- WHAT IS EXPECTED
Would you write out the listing verbatim and skip every picture in it?

- MATERIAL PROVIDED
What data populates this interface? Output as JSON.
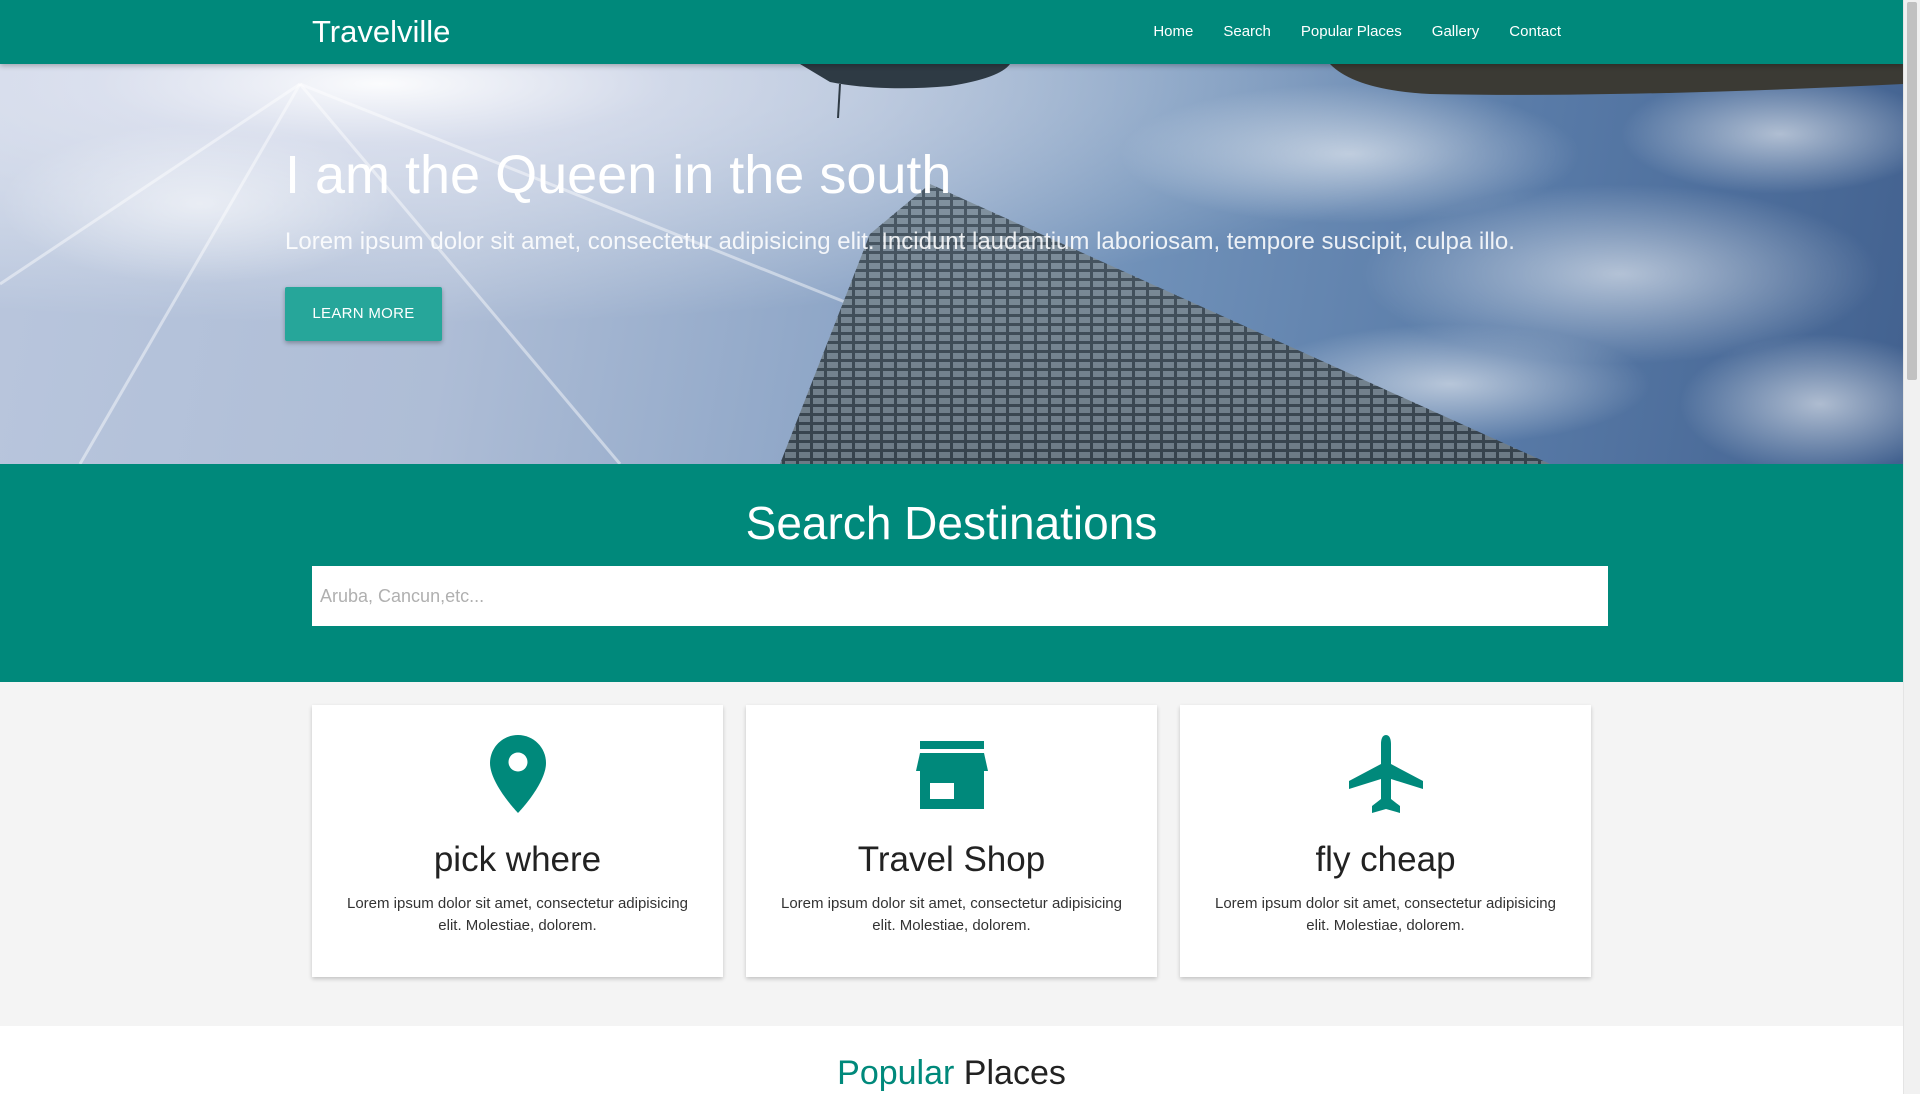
{
  "brand": "Travelville",
  "nav": {
    "items": [
      "Home",
      "Search",
      "Popular Places",
      "Gallery",
      "Contact"
    ]
  },
  "hero": {
    "title": "I am the Queen in the south",
    "subtitle": "Lorem ipsum dolor sit amet, consectetur adipisicing elit. Incidunt laudantium laboriosam, tempore suscipit, culpa illo.",
    "button": "LEARN MORE"
  },
  "search": {
    "title": "Search Destinations",
    "placeholder": "Aruba, Cancun,etc...",
    "value": ""
  },
  "features": [
    {
      "icon": "location-pin-icon",
      "title": "pick where",
      "text": "Lorem ipsum dolor sit amet, consectetur adipisicing elit. Molestiae, dolorem."
    },
    {
      "icon": "store-icon",
      "title": "Travel Shop",
      "text": "Lorem ipsum dolor sit amet, consectetur adipisicing elit. Molestiae, dolorem."
    },
    {
      "icon": "airplane-icon",
      "title": "fly cheap",
      "text": "Lorem ipsum dolor sit amet, consectetur adipisicing elit. Molestiae, dolorem."
    }
  ],
  "popular": {
    "title_accent": "Popular",
    "title_rest": "Places"
  },
  "colors": {
    "primary": "#00897b",
    "button": "#26a69a",
    "background": "#f4f4f4"
  }
}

- ANSWER TO THIS TASK
What data populates this interface? Output as JSON.
{
  "brand": "Travelville",
  "nav": {
    "items": [
      "Home",
      "Search",
      "Popular Places",
      "Gallery",
      "Contact"
    ]
  },
  "hero": {
    "title": "I am the Queen in the south",
    "subtitle": "Lorem ipsum dolor sit amet, consectetur adipisicing elit. Incidunt laudantium laboriosam, tempore suscipit, culpa illo.",
    "button": "LEARN MORE"
  },
  "search": {
    "title": "Search Destinations",
    "placeholder": "Aruba, Cancun,etc...",
    "value": ""
  },
  "features": [
    {
      "icon": "location-pin-icon",
      "title": "pick where",
      "text": "Lorem ipsum dolor sit amet, consectetur adipisicing elit. Molestiae, dolorem."
    },
    {
      "icon": "store-icon",
      "title": "Travel Shop",
      "text": "Lorem ipsum dolor sit amet, consectetur adipisicing elit. Molestiae, dolorem."
    },
    {
      "icon": "airplane-icon",
      "title": "fly cheap",
      "text": "Lorem ipsum dolor sit amet, consectetur adipisicing elit. Molestiae, dolorem."
    }
  ],
  "popular": {
    "title_accent": "Popular",
    "title_rest": "Places"
  },
  "colors": {
    "primary": "#00897b",
    "button": "#26a69a",
    "background": "#f4f4f4"
  }
}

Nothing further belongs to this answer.